The History of the Lottery

The lottery is a form of gambling in which players pay for tickets that are then randomly selected and win prizes. They can receive a lump sum or annual installments. Lotteries are sometimes used to finance projects like sports or to provide a low-risk investment for people who cannot otherwise afford it.

The History of the Lottery

There are many different kinds of lotteries, but they all share four basic features: a pool or collection of tickets; a procedure for determining winning numbers; a method for drawing the winners; and an incentive to play. They are usually run by a state or private entity, and are financed through sales of tickets and profits from the prize pool.

They typically offer a limited number of large prizes. These are often in the hundreds of thousands or even millions of dollars. However, there are also some that give out smaller amounts, ranging from $10 or $20 to a few hundred dollars.

These small prizes tend to be more appealing to potential bettors than big ones. This is because they require less investment in time and money, and are thus a more convenient option for people with busy schedules or who live far away from a lottery.

Most states have a few different types of lotteries, each with its own rules. In general, a state lottery must be approved by the legislature and must include a range of games and prize sizes.

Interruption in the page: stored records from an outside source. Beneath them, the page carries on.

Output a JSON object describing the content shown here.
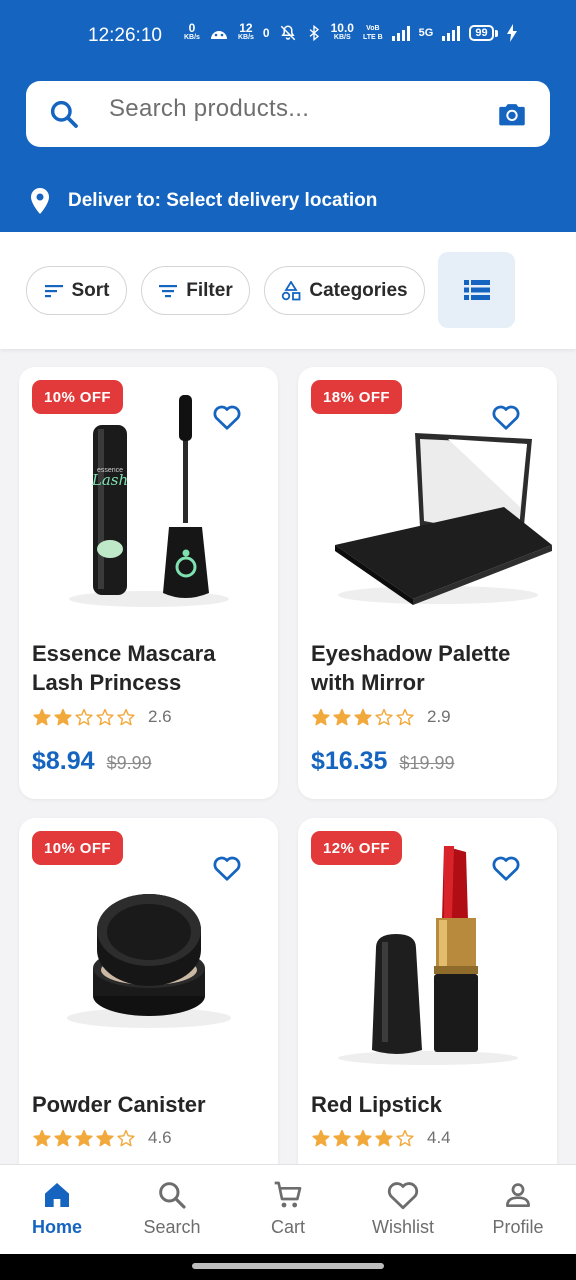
{
  "status": {
    "time": "12:26:10",
    "net1_value": "0",
    "net1_unit": "KB/s",
    "net2_value": "12",
    "net2_unit": "KB/s",
    "net3": "0",
    "speed_value": "10.0",
    "speed_unit": "KB/S",
    "volte_top": "VoB",
    "volte_bottom": "LTE B",
    "lte_label": "5G",
    "battery": "99"
  },
  "search": {
    "placeholder": "Search products..."
  },
  "delivery": {
    "label": "Deliver to: Select delivery location"
  },
  "filters": {
    "sort": "Sort",
    "filter": "Filter",
    "categories": "Categories"
  },
  "products": [
    {
      "name": "Essence Mascara Lash Princess",
      "discount": "10% OFF",
      "rating": 2.6,
      "rating_text": "2.6",
      "price": "$8.94",
      "old_price": "$9.99",
      "image": "mascara"
    },
    {
      "name": "Eyeshadow Palette with Mirror",
      "discount": "18% OFF",
      "rating": 2.9,
      "rating_text": "2.9",
      "price": "$16.35",
      "old_price": "$19.99",
      "image": "eyeshadow-palette"
    },
    {
      "name": "Powder Canister",
      "discount": "10% OFF",
      "rating": 4.6,
      "rating_text": "4.6",
      "image": "powder-canister"
    },
    {
      "name": "Red Lipstick",
      "discount": "12% OFF",
      "rating": 4.4,
      "rating_text": "4.4",
      "image": "red-lipstick"
    }
  ],
  "nav": [
    {
      "label": "Home",
      "icon": "home-icon",
      "active": true
    },
    {
      "label": "Search",
      "icon": "search-icon",
      "active": false
    },
    {
      "label": "Cart",
      "icon": "cart-icon",
      "active": false
    },
    {
      "label": "Wishlist",
      "icon": "heart-icon",
      "active": false
    },
    {
      "label": "Profile",
      "icon": "person-icon",
      "active": false
    }
  ],
  "colors": {
    "primary": "#1565c0",
    "badge": "#e23a3a",
    "star": "#f2a93b",
    "background": "#f3f3f5"
  }
}
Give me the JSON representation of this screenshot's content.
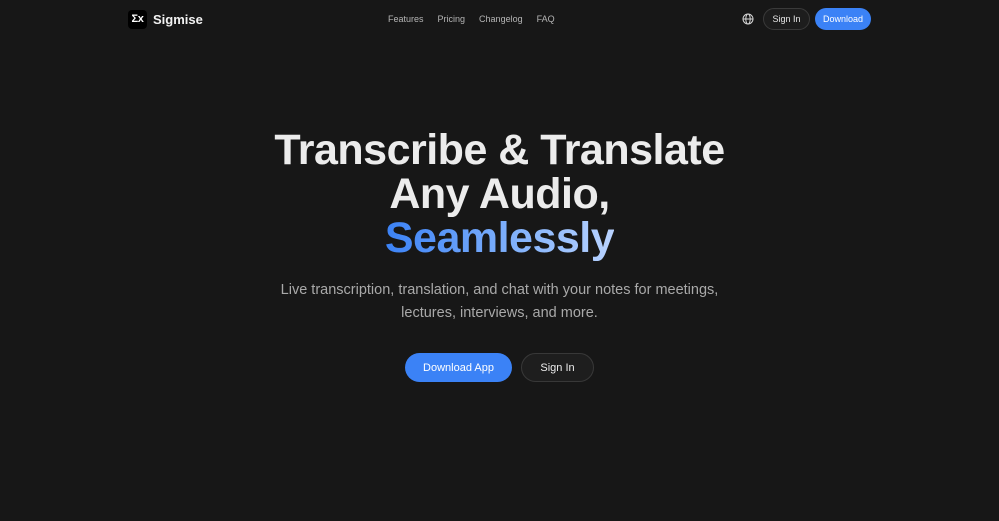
{
  "brand": {
    "logo_text": "Σx",
    "name": "Sigmise"
  },
  "nav": {
    "links": [
      "Features",
      "Pricing",
      "Changelog",
      "FAQ"
    ],
    "language_icon": "globe-icon",
    "signin_label": "Sign In",
    "download_label": "Download"
  },
  "hero": {
    "title_line1": "Transcribe & Translate",
    "title_line2": "Any Audio,",
    "title_accent": "Seamlessly",
    "subtitle_line1": "Live transcription, translation, and chat with your notes for meetings,",
    "subtitle_line2": "lectures, interviews, and more.",
    "primary_cta": "Download App",
    "secondary_cta": "Sign In"
  },
  "colors": {
    "background": "#171717",
    "accent": "#3b82f6",
    "text": "#ececec",
    "muted": "#a9a9a9"
  }
}
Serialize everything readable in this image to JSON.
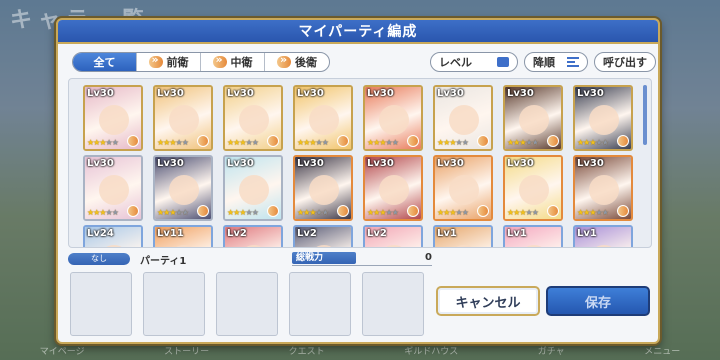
{
  "background": {
    "title": "キャラ一覧",
    "nav": [
      "マイページ",
      "ストーリー",
      "クエスト",
      "ギルドハウス",
      "ガチャ",
      "メニュー"
    ]
  },
  "dialog": {
    "title": "マイパーティ編成"
  },
  "filter_tabs": [
    {
      "label": "全て",
      "icon": ""
    },
    {
      "label": "前衛",
      "icon": "position-icon"
    },
    {
      "label": "中衛",
      "icon": "position-icon"
    },
    {
      "label": "後衛",
      "icon": "position-icon"
    }
  ],
  "tools": {
    "level": "レベル",
    "sort": "降順",
    "call": "呼び出す"
  },
  "characters": [
    {
      "lv": "Lv30",
      "stars": 3,
      "color": "#e6b9c8",
      "frame": "gold"
    },
    {
      "lv": "Lv30",
      "stars": 3,
      "color": "#f0c27b",
      "frame": "gold"
    },
    {
      "lv": "Lv30",
      "stars": 3,
      "color": "#f2d08a",
      "frame": "gold"
    },
    {
      "lv": "Lv30",
      "stars": 3,
      "color": "#f1c46a",
      "frame": "gold"
    },
    {
      "lv": "Lv30",
      "stars": 3,
      "color": "#e87c5c",
      "frame": "gold"
    },
    {
      "lv": "Lv30",
      "stars": 3,
      "color": "#eae6e2",
      "frame": "gold"
    },
    {
      "lv": "Lv30",
      "stars": 3,
      "color": "#5a3b2e",
      "frame": "gold"
    },
    {
      "lv": "Lv30",
      "stars": 3,
      "color": "#3a3f52",
      "frame": "gold"
    },
    {
      "lv": "Lv30",
      "stars": 3,
      "color": "#e7c3d6",
      "frame": "silver"
    },
    {
      "lv": "Lv30",
      "stars": 3,
      "color": "#4c4f73",
      "frame": "silver"
    },
    {
      "lv": "Lv30",
      "stars": 3,
      "color": "#bfe4ef",
      "frame": "silver"
    },
    {
      "lv": "Lv30",
      "stars": 3,
      "color": "#3d3848",
      "frame": "orange"
    },
    {
      "lv": "Lv30",
      "stars": 3,
      "color": "#b3484d",
      "frame": "orange"
    },
    {
      "lv": "Lv30",
      "stars": 3,
      "color": "#e9a267",
      "frame": "orange"
    },
    {
      "lv": "Lv30",
      "stars": 3,
      "color": "#f4db87",
      "frame": "orange"
    },
    {
      "lv": "Lv30",
      "stars": 3,
      "color": "#7a4a3a",
      "frame": "orange"
    },
    {
      "lv": "Lv24",
      "stars": 2,
      "color": "#a9c8e8",
      "frame": "blue"
    },
    {
      "lv": "Lv11",
      "stars": 2,
      "color": "#f0a060",
      "frame": "blue"
    },
    {
      "lv": "Lv2",
      "stars": 1,
      "color": "#e07a80",
      "frame": "blue"
    },
    {
      "lv": "Lv2",
      "stars": 1,
      "color": "#5a5d78",
      "frame": "blue"
    },
    {
      "lv": "Lv2",
      "stars": 1,
      "color": "#f2a7b6",
      "frame": "blue"
    },
    {
      "lv": "Lv1",
      "stars": 1,
      "color": "#e6a86e",
      "frame": "blue"
    },
    {
      "lv": "Lv1",
      "stars": 1,
      "color": "#f4a8c0",
      "frame": "blue"
    },
    {
      "lv": "Lv1",
      "stars": 1,
      "color": "#a990d8",
      "frame": "blue"
    }
  ],
  "party": {
    "none_label": "なし",
    "name": "パーティ1",
    "power_label": "総戦力",
    "power_value": "0",
    "slot_count": 5
  },
  "buttons": {
    "cancel": "キャンセル",
    "save": "保存"
  },
  "colors": {
    "header": "#2a56ae",
    "accent_gold": "#c9a95a",
    "star": "#f3c21a"
  }
}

Those games must be drawn at regular intervals, and the number of prizes must be sufficient to cover the costs of running the lottery. In addition, a percentage of the profits must go to the state or sponsor to cover the cost of operating and promoting the lottery.

This is a key point, because if the lottery doesn’t offer enough big prizes or doesn’t have a large enough jackpot, it will not attract many bettors. This is why it is common for states to increase or decrease the number of balls or add a second set of numbers, in order to increase ticket sales and the size of the jackpot.

The evolution of the lottery is a classic example of public policy being made piecemeal and incrementally, with little or no overall view. It is a result of the way public officials make decisions about their authority, and it has led to the continuing dependence of many state governments on lottery revenues.

In the nineteen-sixties, as prosperity waned and government funding became increasingly difficult without raising taxes or cutting services, many people began to advocate legalizing the lottery. Their rationale was that, by providing a source of income to float a state’s budget, the lottery would help to keep money in the pockets of average citizens.

But that was a fantasy, one based on the unsubstantiated assumption that the lottery would raise a significant proportion of the state’s revenue and thereby help to fund a wide array of social programs. It soon became clear, as lottery proceeds in legalized states began to drop off, that this strategy wasn’t going to work.